Saturday, November 15, 2008

Agnostic Via Media

Anglicans like to call their faith a via media, or middle way, between Rome and Wittenberg. Much the same is the place of the agnostic, I have found.

I am not talking of those who are religionless by default but fearful of the cosmic spanking they might get in the afterlife. Those who call themselves "agnostic" to avoid the stares and frowns prompted by "atheist."

No, I am talking as someone who once believed with conviction. Not just in childhood, either. Not just as a matter of good manners or custom. Not as a cultural expression (well, perhaps a little).

I had faith and now all I have is doubt I cannot overcome. I offer this mindful of Romano Guardini's definition of faith as the capacity to overcome doubt.

The terrible thing is that I am reasonably well educated about religion. I am conversant with the salient issues in theology, biblical research and ecclesiology and the gallons of ink spilled attempting to resolve them.

Indeed, I enjoy a good discussion on these themes. I can articulate with very reasonable fidelity the prevailing consensus concerning the basic teachings of Christianity, the Catholic Church and some branches of Protestantism -- even though I do not believe in any of it.

To my mind, the question isn't even whether God exists, but whether Jesus of Nazareth ever really walked the face of the earth, which I highly doubt.

There ought to be a church in which people who do not believe can go and discuss these things. I'm not interested in socials, bake sales, services or the like. Just a good discussion in which I can speak with like minded people and broaden my understanding with the comforting knowledge that none of these questions can ever be definitively answered.

Give me the church of St. John Dominic Crossan, please.


Anonymous said...

"Few possess the mental equipment and discipline to engage in fruitful conversation that is not anchored in the mundane."

thailandchani said...

I also would like to see discussion groups like that, something without agenda that just gives people the opportunity to explore things beyond the "mundane". (Good word for it.)


Anne said...

In my area a Chabad Lubavitch has been newly created & among the news coverage was one showing its rabbi conducting theological discussions (among other venues) witin a gathering of men as they ate rustic sandwiches. Chomping on meat & words.
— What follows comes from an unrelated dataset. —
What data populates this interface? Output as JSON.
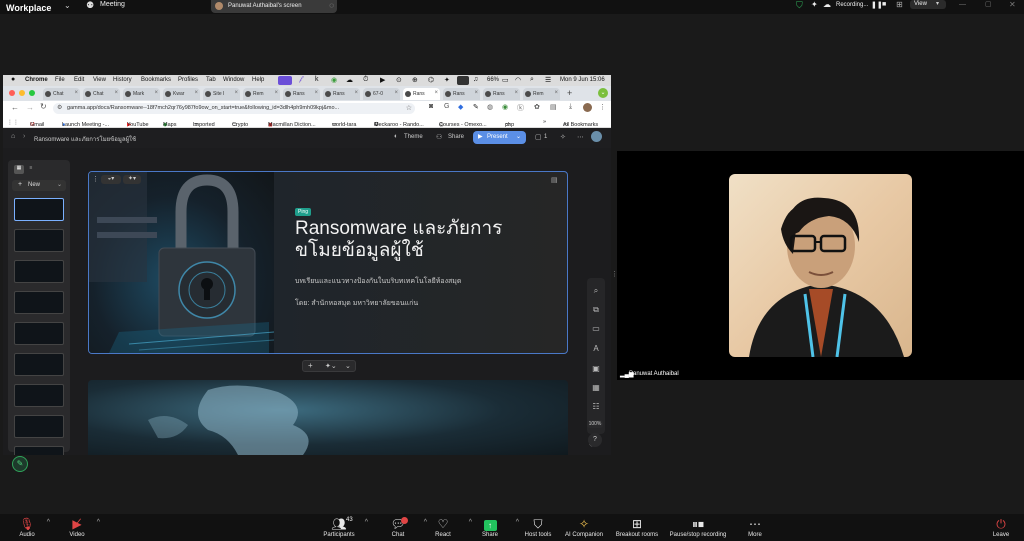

It rivited me. I wanted to take the idea to my own but knew it would go nowhere.

Two-way communication is a key that my church does not offer.

Anyway, God knows my mental equipment is lacking among the elite, but the philosophy of church was not designed for a few.

heartinsanfrancisco said...

Crossen is a fascinating figure who managed to combine Catholicism with individual thought, which was no small achievement. I would very much enjoy engaging with him, too, for his multi-faceted perceptions.

I believe that Jesus existed but think that perhaps he was one of many wise rabbis (teachers) of his day. Many of the sayings attributed to him were actually uttered by Rabbi Hillel, born about 65 BC.

Since religion exists (or should) for the purpose of teaching us to be better people and not so that we can be better-controlled people, discussion of important issues, both Biblical and modern, should be a part of every worship service. Rote recitation of prayers may be vaguely comforting, but an exchange of ideas is far more so.

Cecilieaux said...

I had not expected this topic to draw as much interest.

To Anonymous: went to the site. Thanks.

Chani: with you in Thailand and me here I think there's not much likelihood we'll be in the same group, but it could be fun.

Anne: I've heard of Theology on Tap groups at Pubs, but then again, it's the same old, same old, no?

Heartin: I didn't use to like Crossan, but I do now. Re Hillel, check. I am of two minds on teaching to be better.